Stored items:
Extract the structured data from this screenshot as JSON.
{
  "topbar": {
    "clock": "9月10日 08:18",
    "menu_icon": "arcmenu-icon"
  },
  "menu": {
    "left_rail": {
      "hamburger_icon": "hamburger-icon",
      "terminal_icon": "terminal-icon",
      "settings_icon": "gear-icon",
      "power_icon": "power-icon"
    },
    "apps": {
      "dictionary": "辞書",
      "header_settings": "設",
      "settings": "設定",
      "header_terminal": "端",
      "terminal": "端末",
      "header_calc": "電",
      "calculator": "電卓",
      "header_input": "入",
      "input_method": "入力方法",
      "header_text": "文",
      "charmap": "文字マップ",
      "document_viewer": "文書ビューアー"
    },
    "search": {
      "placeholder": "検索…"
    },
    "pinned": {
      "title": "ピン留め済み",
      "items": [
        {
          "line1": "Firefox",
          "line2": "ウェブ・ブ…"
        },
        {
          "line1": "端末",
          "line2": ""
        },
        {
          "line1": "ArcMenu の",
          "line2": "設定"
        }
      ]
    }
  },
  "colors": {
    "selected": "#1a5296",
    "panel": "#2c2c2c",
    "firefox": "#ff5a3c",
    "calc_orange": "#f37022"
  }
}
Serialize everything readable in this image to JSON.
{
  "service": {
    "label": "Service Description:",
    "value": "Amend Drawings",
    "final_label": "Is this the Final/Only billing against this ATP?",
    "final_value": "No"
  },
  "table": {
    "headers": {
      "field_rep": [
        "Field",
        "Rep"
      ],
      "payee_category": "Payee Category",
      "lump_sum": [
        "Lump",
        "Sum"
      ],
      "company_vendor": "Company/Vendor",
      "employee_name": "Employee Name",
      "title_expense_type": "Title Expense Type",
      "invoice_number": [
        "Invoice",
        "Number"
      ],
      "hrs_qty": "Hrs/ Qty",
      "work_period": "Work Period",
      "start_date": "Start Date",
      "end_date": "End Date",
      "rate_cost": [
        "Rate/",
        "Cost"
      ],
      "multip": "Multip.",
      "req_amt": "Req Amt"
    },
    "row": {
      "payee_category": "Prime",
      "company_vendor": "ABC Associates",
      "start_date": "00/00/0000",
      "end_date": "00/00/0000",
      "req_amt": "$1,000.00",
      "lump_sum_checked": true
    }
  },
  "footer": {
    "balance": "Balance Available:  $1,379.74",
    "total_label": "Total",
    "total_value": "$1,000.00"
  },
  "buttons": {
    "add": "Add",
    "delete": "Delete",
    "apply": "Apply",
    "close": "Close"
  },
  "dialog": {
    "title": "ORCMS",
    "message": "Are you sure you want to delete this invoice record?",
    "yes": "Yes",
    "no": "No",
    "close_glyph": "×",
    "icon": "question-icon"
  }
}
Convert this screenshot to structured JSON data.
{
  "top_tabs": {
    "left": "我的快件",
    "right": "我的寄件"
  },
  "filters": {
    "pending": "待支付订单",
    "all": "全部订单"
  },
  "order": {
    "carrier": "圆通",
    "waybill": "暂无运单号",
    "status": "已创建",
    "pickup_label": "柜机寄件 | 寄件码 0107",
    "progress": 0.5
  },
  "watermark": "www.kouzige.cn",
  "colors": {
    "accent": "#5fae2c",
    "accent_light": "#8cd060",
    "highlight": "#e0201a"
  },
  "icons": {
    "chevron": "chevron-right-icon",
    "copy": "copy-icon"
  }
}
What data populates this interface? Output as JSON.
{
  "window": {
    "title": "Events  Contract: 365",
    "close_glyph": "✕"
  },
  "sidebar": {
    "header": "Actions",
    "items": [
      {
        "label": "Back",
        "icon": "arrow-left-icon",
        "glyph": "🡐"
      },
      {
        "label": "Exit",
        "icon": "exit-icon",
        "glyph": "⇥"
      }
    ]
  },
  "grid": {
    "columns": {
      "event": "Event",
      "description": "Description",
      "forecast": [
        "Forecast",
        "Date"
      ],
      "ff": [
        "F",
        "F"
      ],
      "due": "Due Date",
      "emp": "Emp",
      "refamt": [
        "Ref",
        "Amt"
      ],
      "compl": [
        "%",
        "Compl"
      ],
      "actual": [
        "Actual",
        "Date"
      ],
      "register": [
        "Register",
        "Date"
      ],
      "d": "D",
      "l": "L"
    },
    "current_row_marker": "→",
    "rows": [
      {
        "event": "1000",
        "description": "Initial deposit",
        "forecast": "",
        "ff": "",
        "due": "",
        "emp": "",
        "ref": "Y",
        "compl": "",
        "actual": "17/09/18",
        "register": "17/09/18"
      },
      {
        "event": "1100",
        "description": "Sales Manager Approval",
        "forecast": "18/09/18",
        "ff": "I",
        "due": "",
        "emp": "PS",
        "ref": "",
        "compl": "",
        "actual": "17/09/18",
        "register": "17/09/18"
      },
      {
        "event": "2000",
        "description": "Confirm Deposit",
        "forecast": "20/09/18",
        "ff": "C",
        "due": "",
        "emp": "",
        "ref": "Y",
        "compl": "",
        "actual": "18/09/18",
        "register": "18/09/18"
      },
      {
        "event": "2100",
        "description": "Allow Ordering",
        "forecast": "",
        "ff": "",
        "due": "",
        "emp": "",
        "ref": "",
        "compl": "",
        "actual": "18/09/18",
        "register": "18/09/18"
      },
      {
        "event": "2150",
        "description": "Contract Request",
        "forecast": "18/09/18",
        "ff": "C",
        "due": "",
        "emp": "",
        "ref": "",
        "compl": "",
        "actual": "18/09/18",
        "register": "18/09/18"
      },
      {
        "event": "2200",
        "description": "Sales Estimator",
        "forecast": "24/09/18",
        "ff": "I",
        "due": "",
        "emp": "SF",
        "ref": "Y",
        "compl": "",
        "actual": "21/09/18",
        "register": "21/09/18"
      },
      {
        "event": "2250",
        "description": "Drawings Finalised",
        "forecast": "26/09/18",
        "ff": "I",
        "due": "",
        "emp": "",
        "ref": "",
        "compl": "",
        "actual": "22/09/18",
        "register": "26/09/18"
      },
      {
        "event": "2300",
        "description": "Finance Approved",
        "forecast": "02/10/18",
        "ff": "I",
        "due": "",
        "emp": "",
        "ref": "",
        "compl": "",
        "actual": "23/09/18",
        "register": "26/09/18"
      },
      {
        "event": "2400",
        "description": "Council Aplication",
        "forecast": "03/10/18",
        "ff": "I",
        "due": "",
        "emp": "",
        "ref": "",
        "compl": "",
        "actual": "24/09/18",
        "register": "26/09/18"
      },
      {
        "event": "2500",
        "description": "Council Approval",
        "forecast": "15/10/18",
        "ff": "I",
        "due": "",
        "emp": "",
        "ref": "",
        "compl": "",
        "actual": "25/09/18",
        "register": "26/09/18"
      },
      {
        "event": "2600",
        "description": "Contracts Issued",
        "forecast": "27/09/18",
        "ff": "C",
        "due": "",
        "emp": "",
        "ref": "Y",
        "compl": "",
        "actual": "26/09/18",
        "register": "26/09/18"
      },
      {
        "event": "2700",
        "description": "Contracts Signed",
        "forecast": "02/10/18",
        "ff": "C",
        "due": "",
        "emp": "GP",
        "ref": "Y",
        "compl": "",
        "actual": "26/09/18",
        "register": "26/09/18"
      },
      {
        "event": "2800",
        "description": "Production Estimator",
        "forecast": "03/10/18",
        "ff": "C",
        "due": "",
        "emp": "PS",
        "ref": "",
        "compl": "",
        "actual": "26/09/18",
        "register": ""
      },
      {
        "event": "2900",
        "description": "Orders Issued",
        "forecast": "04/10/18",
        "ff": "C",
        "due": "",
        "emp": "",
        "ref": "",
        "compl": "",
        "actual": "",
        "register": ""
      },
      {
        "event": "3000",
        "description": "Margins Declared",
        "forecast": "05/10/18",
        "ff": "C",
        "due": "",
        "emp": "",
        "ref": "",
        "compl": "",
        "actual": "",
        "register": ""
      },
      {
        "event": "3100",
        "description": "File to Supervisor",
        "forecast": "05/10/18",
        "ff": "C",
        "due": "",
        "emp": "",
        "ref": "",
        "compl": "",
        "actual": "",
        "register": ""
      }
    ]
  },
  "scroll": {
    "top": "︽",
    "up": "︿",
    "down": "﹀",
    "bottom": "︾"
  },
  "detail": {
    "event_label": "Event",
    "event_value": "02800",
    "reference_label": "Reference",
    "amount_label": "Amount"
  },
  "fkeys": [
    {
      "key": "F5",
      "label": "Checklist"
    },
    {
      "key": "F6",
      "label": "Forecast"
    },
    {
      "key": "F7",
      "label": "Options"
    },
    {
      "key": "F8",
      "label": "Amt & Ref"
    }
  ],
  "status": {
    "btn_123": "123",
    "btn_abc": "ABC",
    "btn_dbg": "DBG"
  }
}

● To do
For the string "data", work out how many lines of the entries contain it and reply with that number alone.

● Answer to this exercise
3